“There is the presence of middlemen in the sugarcane farmers’ protest according to sugar mill owners,” Bhatta said on Monday.
On Tuesday, Annapurna Sugar Mill issued a statement saying there is an involvement of a middleman in the protest.
“Hari Shyam Raya, who calls himself a farmer and is leading the protest as secretary of the Sugarcane Farmers Struggle Committee, is a middleman and in the name of protest he has been negotiating with us,” reads the statement. “He has taken Rs33.39 million on different dates from us threatening us with protests.”
According to the statement, Raya bought receipts from the farmers at low rates and sold them to the mill owners at high rates.
The Post’s attempts to get in touch with Raya were unsuccessful.
But Mishra dismissed the accusations.
“When they reached an agreement with us we were farmers. Now we are middlemen,” he told the Post. “We have the people’s sympathy but such accusations are character assassination bid. They have done this because we refused to sit for talks.”
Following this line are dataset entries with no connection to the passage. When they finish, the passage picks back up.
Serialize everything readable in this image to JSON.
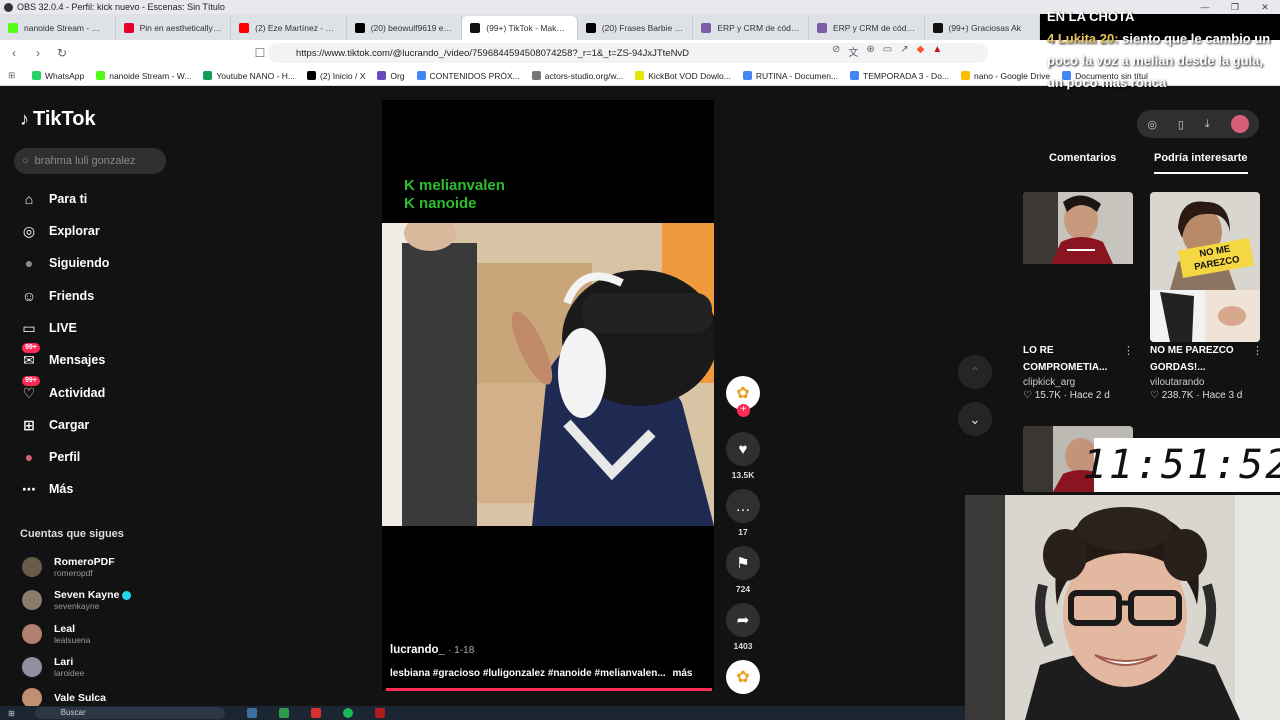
{
  "obs": {
    "title": "OBS 32.0.4 - Perfil: kick nuevo - Escenas: Sin Título",
    "controls": [
      "—",
      "❐",
      "✕"
    ]
  },
  "browser": {
    "tabs": [
      {
        "label": "nanoide Stream - Watch l",
        "color": "#53fc18"
      },
      {
        "label": "Pin en aesthetically pleasin",
        "color": "#e60023"
      },
      {
        "label": "(2) Eze Martínez - YouTube",
        "color": "#ff0000"
      },
      {
        "label": "(20) beowulf9619 en X: \"q",
        "color": "#000000"
      },
      {
        "label": "(99+) TikTok - Make Your D",
        "color": "#111111"
      },
      {
        "label": "(20) Frases Barbie en X: \"S",
        "color": "#000000"
      },
      {
        "label": "ERP y CRM de código abi",
        "color": "#7b5ea7"
      },
      {
        "label": "ERP y CRM de código abi",
        "color": "#7b5ea7"
      },
      {
        "label": "(99+) Graciosas Ak",
        "color": "#111111"
      }
    ],
    "url": "https://www.tiktok.com/@lucrando_/video/7596844594508074258?_r=1&_t=ZS-94JxJTteNvD",
    "bookmarks": [
      {
        "label": "WhatsApp",
        "color": "#25d366"
      },
      {
        "label": "nanoide Stream - W...",
        "color": "#53fc18"
      },
      {
        "label": "Youtube NANO - H...",
        "color": "#0f9d58"
      },
      {
        "label": "(2) Inicio / X",
        "color": "#000000"
      },
      {
        "label": "Org",
        "color": "#6b46c1"
      },
      {
        "label": "CONTENIDOS PRÓX...",
        "color": "#4285f4"
      },
      {
        "label": "actors-studio.org/w...",
        "color": "#777777"
      },
      {
        "label": "KickBot VOD Dowlo...",
        "color": "#e5e500"
      },
      {
        "label": "RUTINA - Documen...",
        "color": "#4285f4"
      },
      {
        "label": "TEMPORADA 3 - Do...",
        "color": "#4285f4"
      },
      {
        "label": "nano - Google Drive",
        "color": "#fbbc04"
      },
      {
        "label": "Documento sin títul",
        "color": "#4285f4"
      }
    ]
  },
  "tiktok": {
    "logo": "TikTok",
    "search_placeholder": "brahma luli gonzalez",
    "nav": [
      {
        "label": "Para ti",
        "icon": "home-icon",
        "glyph": "⌂"
      },
      {
        "label": "Explorar",
        "icon": "compass-icon",
        "glyph": "◎"
      },
      {
        "label": "Siguiendo",
        "icon": "avatar-icon",
        "glyph": "●"
      },
      {
        "label": "Friends",
        "icon": "friends-icon",
        "glyph": "☺"
      },
      {
        "label": "LIVE",
        "icon": "live-icon",
        "glyph": "▭"
      },
      {
        "label": "Mensajes",
        "icon": "messages-icon",
        "glyph": "✉",
        "badge": "99+"
      },
      {
        "label": "Actividad",
        "icon": "activity-icon",
        "glyph": "♡",
        "badge": "99+"
      },
      {
        "label": "Cargar",
        "icon": "upload-icon",
        "glyph": "⊞"
      },
      {
        "label": "Perfil",
        "icon": "profile-icon",
        "glyph": "●"
      },
      {
        "label": "Más",
        "icon": "more-icon",
        "glyph": "⋯"
      }
    ],
    "following_title": "Cuentas que sigues",
    "following": [
      {
        "name": "RomeroPDF",
        "handle": "romeropdf",
        "verified": false,
        "color": "#6a5a4a"
      },
      {
        "name": "Seven Kayne",
        "handle": "sevenkayne",
        "verified": true,
        "color": "#8a7a6a"
      },
      {
        "name": "Leal",
        "handle": "lealsuena",
        "verified": false,
        "color": "#b08070"
      },
      {
        "name": "Lari",
        "handle": "laroidee",
        "verified": false,
        "color": "#9090a0"
      },
      {
        "name": "Vale Sulca",
        "handle": "",
        "verified": false,
        "color": "#c09070"
      }
    ],
    "video": {
      "overlay_lines": [
        "K melianvalen",
        "K nanoide"
      ],
      "author": "lucrando_",
      "date": "· 1-18",
      "caption": "lesbiana #gracioso #luligonzalez #nanoide #melianvalen...",
      "more": "más",
      "progress": 1.0
    },
    "actions": [
      {
        "name": "like",
        "icon": "heart-icon",
        "glyph": "♥",
        "count": "13.5K"
      },
      {
        "name": "comment",
        "icon": "comment-icon",
        "glyph": "…",
        "count": "17"
      },
      {
        "name": "save",
        "icon": "bookmark-icon",
        "glyph": "⚑",
        "count": "724"
      },
      {
        "name": "share",
        "icon": "share-icon",
        "glyph": "➦",
        "count": "1403"
      }
    ],
    "right": {
      "tabs": [
        "Comentarios",
        "Podría interesarte"
      ],
      "active_tab": "Podría interesarte",
      "cards": [
        {
          "title_l1": "LO RE",
          "title_l2": "COMPROMETIA...",
          "user": "clipkick_arg",
          "likes": "15.7K",
          "time": "Hace 2 d"
        },
        {
          "title_l1": "NO ME PAREZCO",
          "title_l2": "GORDAS!...",
          "user": "viloutarando",
          "likes": "238.7K",
          "time": "Hace 3 d",
          "sticker": "NO ME PAREZCO"
        }
      ]
    }
  },
  "stream_overlay": {
    "chat_header": "EN LA CHOTA",
    "chat_user": "4 Lukita 20:",
    "chat_message": "siento que le cambio un poco la voz a melian desde la gula, un poco mas ronca",
    "clock": "11:51:52"
  },
  "taskbar": {
    "search": "Buscar"
  }
}
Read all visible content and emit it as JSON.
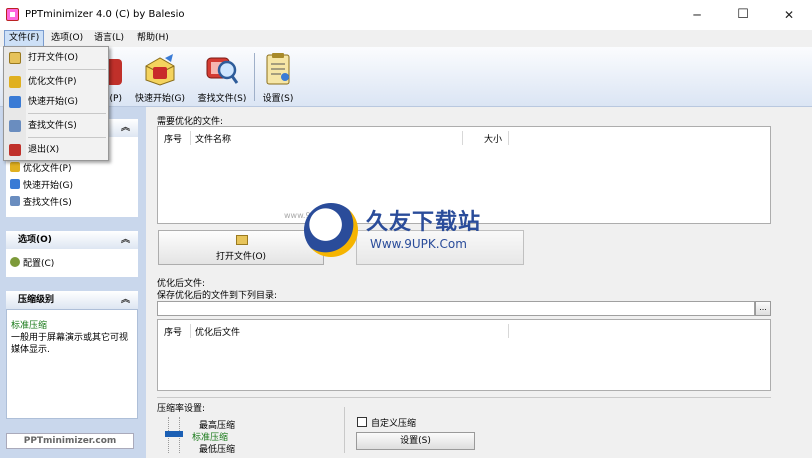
{
  "window": {
    "title": "PPTminimizer 4.0 (C) by Balesio",
    "minimize_glyph": "─",
    "maximize_glyph": "☐",
    "close_glyph": "✕"
  },
  "menu": {
    "file": "文件(F)",
    "options": "选项(O)",
    "language": "语言(L)",
    "help": "帮助(H)"
  },
  "file_menu_items": [
    "打开文件(O)",
    "优化文件(P)",
    "快速开始(G)",
    "查找文件(S)",
    "退出(X)"
  ],
  "toolbar": {
    "partial_label": "件(P)",
    "quickstart": "快速开始(G)",
    "find_files": "查找文件(S)",
    "settings": "设置(S)"
  },
  "left_panel": {
    "tasks": [
      "优化文件(P)",
      "快速开始(G)",
      "查找文件(S)"
    ],
    "options_title": "选项(O)",
    "options_items": [
      "配置(C)"
    ],
    "compression_title": "压缩级别",
    "compression_level": "标准压缩",
    "compression_desc": "一般用于屏幕演示或其它可视媒体显示.",
    "logo_text": "PPTminimizer.com"
  },
  "main": {
    "files_to_optimize_label": "需要优化的文件:",
    "input_columns": [
      "序号",
      "文件名称",
      "大小"
    ],
    "open_file_button": "打开文件(O)",
    "optimized_files_label": "优化后文件:",
    "save_to_dir_label": "保存优化后的文件到下列目录:",
    "output_dir_value": "",
    "browse_button": "...",
    "output_columns": [
      "序号",
      "优化后文件"
    ],
    "compression_settings_label": "压缩率设置:",
    "levels": [
      "最高压缩",
      "标准压缩",
      "最低压缩"
    ],
    "custom_compression_label": "自定义压缩",
    "custom_compression_checked": false,
    "settings_button": "设置(S)"
  },
  "watermark": {
    "name": "久友下载站",
    "url": "Www.9UPK.Com",
    "small_url": "www.9UPK.com"
  },
  "colors": {
    "left_panel_bg": "#c9d7ec",
    "toolbar_gradient_bottom": "#dbe5f4",
    "compression_level_text": "#1a7a1a",
    "watermark_blue": "#2a4c9a",
    "watermark_gold": "#f5b400"
  }
}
Jagdish Chandra Pokharel, an economist, said that blaming the farmers that they are middlemen further complicates the issue, reducing the trust in the government.
According to the Ministry of Industry, Commerce and Supplies, Annapurna Sugar Mill, Sarlahi has Rs170 million outstanding dues, Indira Sugar Mill, Nawalparasi Rs40.70 million, Lumbini Sugar Mill Rs80.41 million, and Shree Ram Sugar Mill Rs350 million.
“The sugar mill owners have said that they have around Rs550 million in outstanding dues,” said Narayan Prasad Regmi, joint-secretary at the ministry. “But sugarcane farmers have been saying that they have Rs900 million dues yet to be cleared.”
The ministry had asked the sugar mill owners to provide details of dues cleared by Tuesday.
But according to Urmila KC, spokesperson for the ministry, the ministry had not received any details as of 5pm on Tuesday.
During a meeting with the sugar mill owners on November 24, Minister Bhatta had instructed them to clear the outstanding dues owed to the farmers. The ministry has given a month’s time to sugar mill owners to make the payments. Sugar mill owners have said that the payments are being made gradually.
According to economist Pokharel, if the sugar mills are having problems in generating income due to the pandemic and are not being able to pay up, the government should facilitate them so that the farmers get their dues paid.
“But if the mills have sold the sugar and made money out of it and are not paying the farmers, it is not justified and this needs to be seriously addressed by the government,” he said.
Sugar mill owners buy sugarcane on credit from the farmers and are supposed to pay them after selling the sugar. However, the mill owners have been failing to pay them for a number of years as a result of which the debt has been increasing. With sugar mills limited in number, the sugarcane farmers’ vulnerability is exploited by the mill owners.
The protesting farmers say it is up to the government to make sure they get paid in any way possible.
“The government can make the payment from the Prime Minister Relief Fund or any other fund and can recoup it from sugar mill owners with interest,” said Mishra. “As the government failed to implement the agreement signed with farmers last year to clear the dues, our trust in the government has broken.”
According to Pokharel, former vice-chairman of the National Planning Commission, the issues of sugarcane farmers need to be solved by the government agency that fixes the minimum support price for the crop.
“Since the economy is down and the government has said agriculture will be prioritised, it should act like it is focussed on the sector,” he said. “Farmers plant crops with the money received and if they do not receive money on time then the farming cycle gets impacted affecting, the livelihood of the farmers.”
“The talks and agreement were already done last year and there is no point in repeating the same thing this year,” Mishra said. “We just want our outstanding dues. That’s all.”